### TASK REQUIREMENTS
Your task is to return the listing below word for word, without any of its images.
BEGIN SUPPLIED MATERIAL
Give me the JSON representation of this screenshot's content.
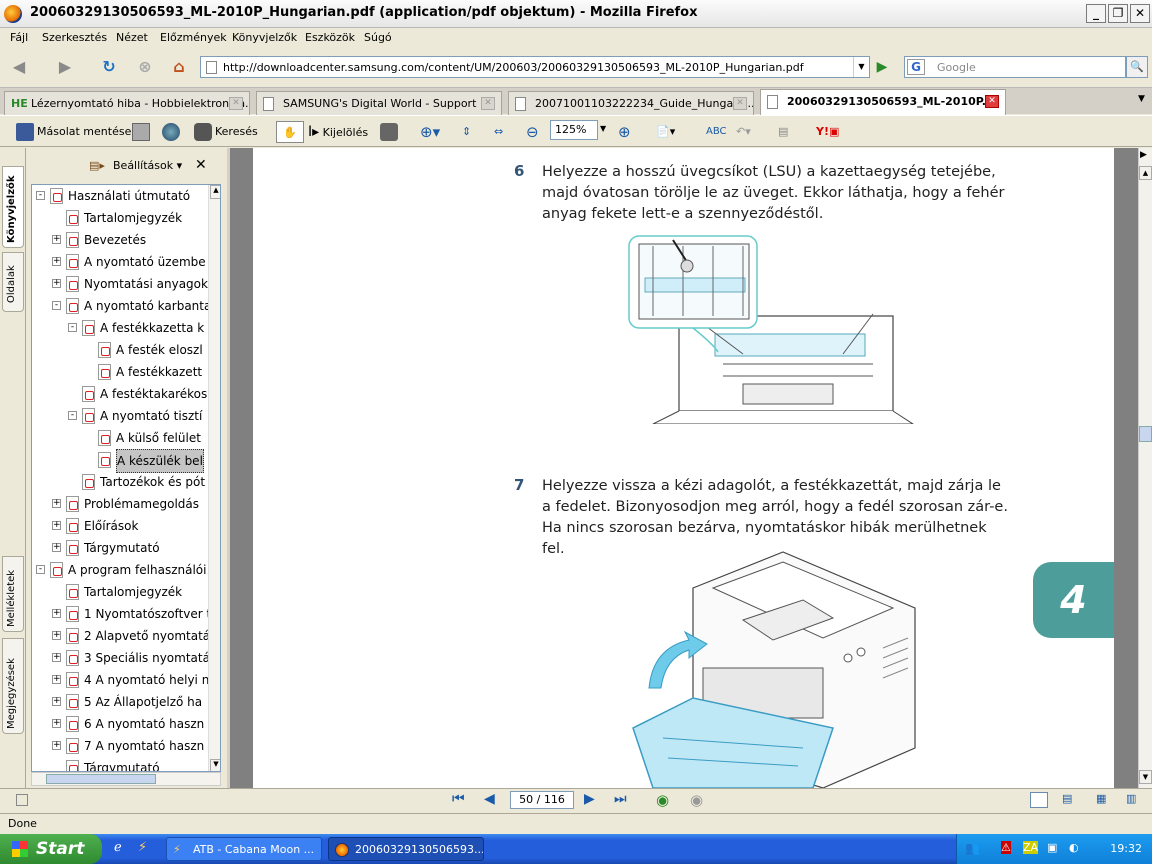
{
  "window": {
    "title": "20060329130506593_ML-2010P_Hungarian.pdf (application/pdf objektum) - Mozilla Firefox"
  },
  "menu": [
    "Fájl",
    "Szerkesztés",
    "Nézet",
    "Előzmények",
    "Könyvjelzők",
    "Eszközök",
    "Súgó"
  ],
  "nav": {
    "url": "http://downloadcenter.samsung.com/content/UM/200603/20060329130506593_ML-2010P_Hungarian.pdf",
    "search_placeholder": "Google"
  },
  "tabs": [
    {
      "label": "Lézernyomtató hiba - Hobbielektronika...",
      "icon": "he-icon"
    },
    {
      "label": "SAMSUNG's Digital World - Support",
      "icon": "page-icon"
    },
    {
      "label": "20071001103222234_Guide_Hungaria...",
      "icon": "page-icon"
    },
    {
      "label": "20060329130506593_ML-2010P...",
      "icon": "page-icon",
      "active": true
    }
  ],
  "pdf_toolbar": {
    "save": "Másolat mentése",
    "search": "Keresés",
    "select": "Kijelölés",
    "zoom": "125%"
  },
  "sidebar": {
    "settings": "Beállítások",
    "vtabs": [
      "Könyvjelzők",
      "Oldalak",
      "Mellékletek",
      "Megjegyzések"
    ],
    "bookmarks": [
      {
        "label": "Használati útmutató",
        "lvl": 0,
        "exp": "-"
      },
      {
        "label": "Tartalomjegyzék",
        "lvl": 1,
        "exp": ""
      },
      {
        "label": "Bevezetés",
        "lvl": 1,
        "exp": "+"
      },
      {
        "label": "A nyomtató üzembe",
        "lvl": 1,
        "exp": "+"
      },
      {
        "label": "Nyomtatási anyagok",
        "lvl": 1,
        "exp": "+"
      },
      {
        "label": "A nyomtató karbanta",
        "lvl": 1,
        "exp": "-"
      },
      {
        "label": "A festékkazetta k",
        "lvl": 2,
        "exp": "-"
      },
      {
        "label": "A festék eloszl",
        "lvl": 3,
        "exp": ""
      },
      {
        "label": "A festékkazett",
        "lvl": 3,
        "exp": ""
      },
      {
        "label": "A festéktakarékos",
        "lvl": 2,
        "exp": ""
      },
      {
        "label": "A nyomtató tisztí",
        "lvl": 2,
        "exp": "-"
      },
      {
        "label": "A külső felület",
        "lvl": 3,
        "exp": ""
      },
      {
        "label": "A készülék bel",
        "lvl": 3,
        "exp": "",
        "sel": true
      },
      {
        "label": "Tartozékok és pót",
        "lvl": 2,
        "exp": ""
      },
      {
        "label": "Problémamegoldás",
        "lvl": 1,
        "exp": "+"
      },
      {
        "label": "Előírások",
        "lvl": 1,
        "exp": "+"
      },
      {
        "label": "Tárgymutató",
        "lvl": 1,
        "exp": "+"
      },
      {
        "label": "A program felhasználói",
        "lvl": 0,
        "exp": "-"
      },
      {
        "label": "Tartalomjegyzék",
        "lvl": 1,
        "exp": ""
      },
      {
        "label": "1 Nyomtatószoftver t",
        "lvl": 1,
        "exp": "+"
      },
      {
        "label": "2 Alapvető nyomtatá",
        "lvl": 1,
        "exp": "+"
      },
      {
        "label": "3 Speciális nyomtatá",
        "lvl": 1,
        "exp": "+"
      },
      {
        "label": "4 A nyomtató helyi n",
        "lvl": 1,
        "exp": "+"
      },
      {
        "label": "5 Az Állapotjelző ha",
        "lvl": 1,
        "exp": "+"
      },
      {
        "label": "6 A nyomtató haszn",
        "lvl": 1,
        "exp": "+"
      },
      {
        "label": "7 A nyomtató haszn",
        "lvl": 1,
        "exp": "+"
      },
      {
        "label": "Tárgymutató",
        "lvl": 1,
        "exp": ""
      }
    ]
  },
  "doc": {
    "step6_num": "6",
    "step6_text": "Helyezze a hosszú üvegcsíkot (LSU) a kazettaegység tetejébe, majd óvatosan törölje le az üveget. Ekkor láthatja, hogy a fehér anyag fekete lett-e a szennyeződéstől.",
    "step7_num": "7",
    "step7_text": "Helyezze vissza a kézi adagolót, a festékkazettát, majd zárja le a fedelet. Bizonyosodjon meg arról, hogy a fedél szorosan zár-e. Ha nincs szorosan bezárva, nyomtatáskor hibák merülhetnek fel.",
    "chapter": "4"
  },
  "pager": {
    "page": "50 / 116"
  },
  "status": "Done",
  "taskbar": {
    "start": "Start",
    "items": [
      "ATB - Cabana Moon ...",
      "20060329130506593..."
    ],
    "clock": "19:32"
  }
}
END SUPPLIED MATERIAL
### SOLUTION TO THIS PROBLEM
Give me the JSON representation of this screenshot's content.
{
  "window": {
    "title": "20060329130506593_ML-2010P_Hungarian.pdf (application/pdf objektum) - Mozilla Firefox"
  },
  "menu": [
    "Fájl",
    "Szerkesztés",
    "Nézet",
    "Előzmények",
    "Könyvjelzők",
    "Eszközök",
    "Súgó"
  ],
  "nav": {
    "url": "http://downloadcenter.samsung.com/content/UM/200603/20060329130506593_ML-2010P_Hungarian.pdf",
    "search_placeholder": "Google"
  },
  "tabs": [
    {
      "label": "Lézernyomtató hiba - Hobbielektronika...",
      "icon": "he-icon"
    },
    {
      "label": "SAMSUNG's Digital World - Support",
      "icon": "page-icon"
    },
    {
      "label": "20071001103222234_Guide_Hungaria...",
      "icon": "page-icon"
    },
    {
      "label": "20060329130506593_ML-2010P...",
      "icon": "page-icon",
      "active": true
    }
  ],
  "pdf_toolbar": {
    "save": "Másolat mentése",
    "search": "Keresés",
    "select": "Kijelölés",
    "zoom": "125%"
  },
  "sidebar": {
    "settings": "Beállítások",
    "vtabs": [
      "Könyvjelzők",
      "Oldalak",
      "Mellékletek",
      "Megjegyzések"
    ],
    "bookmarks": [
      {
        "label": "Használati útmutató",
        "lvl": 0,
        "exp": "-"
      },
      {
        "label": "Tartalomjegyzék",
        "lvl": 1,
        "exp": ""
      },
      {
        "label": "Bevezetés",
        "lvl": 1,
        "exp": "+"
      },
      {
        "label": "A nyomtató üzembe",
        "lvl": 1,
        "exp": "+"
      },
      {
        "label": "Nyomtatási anyagok",
        "lvl": 1,
        "exp": "+"
      },
      {
        "label": "A nyomtató karbanta",
        "lvl": 1,
        "exp": "-"
      },
      {
        "label": "A festékkazetta k",
        "lvl": 2,
        "exp": "-"
      },
      {
        "label": "A festék eloszl",
        "lvl": 3,
        "exp": ""
      },
      {
        "label": "A festékkazett",
        "lvl": 3,
        "exp": ""
      },
      {
        "label": "A festéktakarékos",
        "lvl": 2,
        "exp": ""
      },
      {
        "label": "A nyomtató tisztí",
        "lvl": 2,
        "exp": "-"
      },
      {
        "label": "A külső felület",
        "lvl": 3,
        "exp": ""
      },
      {
        "label": "A készülék bel",
        "lvl": 3,
        "exp": "",
        "sel": true
      },
      {
        "label": "Tartozékok és pót",
        "lvl": 2,
        "exp": ""
      },
      {
        "label": "Problémamegoldás",
        "lvl": 1,
        "exp": "+"
      },
      {
        "label": "Előírások",
        "lvl": 1,
        "exp": "+"
      },
      {
        "label": "Tárgymutató",
        "lvl": 1,
        "exp": "+"
      },
      {
        "label": "A program felhasználói",
        "lvl": 0,
        "exp": "-"
      },
      {
        "label": "Tartalomjegyzék",
        "lvl": 1,
        "exp": ""
      },
      {
        "label": "1 Nyomtatószoftver t",
        "lvl": 1,
        "exp": "+"
      },
      {
        "label": "2 Alapvető nyomtatá",
        "lvl": 1,
        "exp": "+"
      },
      {
        "label": "3 Speciális nyomtatá",
        "lvl": 1,
        "exp": "+"
      },
      {
        "label": "4 A nyomtató helyi n",
        "lvl": 1,
        "exp": "+"
      },
      {
        "label": "5 Az Állapotjelző ha",
        "lvl": 1,
        "exp": "+"
      },
      {
        "label": "6 A nyomtató haszn",
        "lvl": 1,
        "exp": "+"
      },
      {
        "label": "7 A nyomtató haszn",
        "lvl": 1,
        "exp": "+"
      },
      {
        "label": "Tárgymutató",
        "lvl": 1,
        "exp": ""
      }
    ]
  },
  "doc": {
    "step6_num": "6",
    "step6_text": "Helyezze a hosszú üvegcsíkot (LSU) a kazettaegység tetejébe, majd óvatosan törölje le az üveget. Ekkor láthatja, hogy a fehér anyag fekete lett-e a szennyeződéstől.",
    "step7_num": "7",
    "step7_text": "Helyezze vissza a kézi adagolót, a festékkazettát, majd zárja le a fedelet. Bizonyosodjon meg arról, hogy a fedél szorosan zár-e. Ha nincs szorosan bezárva, nyomtatáskor hibák merülhetnek fel.",
    "chapter": "4"
  },
  "pager": {
    "page": "50 / 116"
  },
  "status": "Done",
  "taskbar": {
    "start": "Start",
    "items": [
      "ATB - Cabana Moon ...",
      "20060329130506593..."
    ],
    "clock": "19:32"
  }
}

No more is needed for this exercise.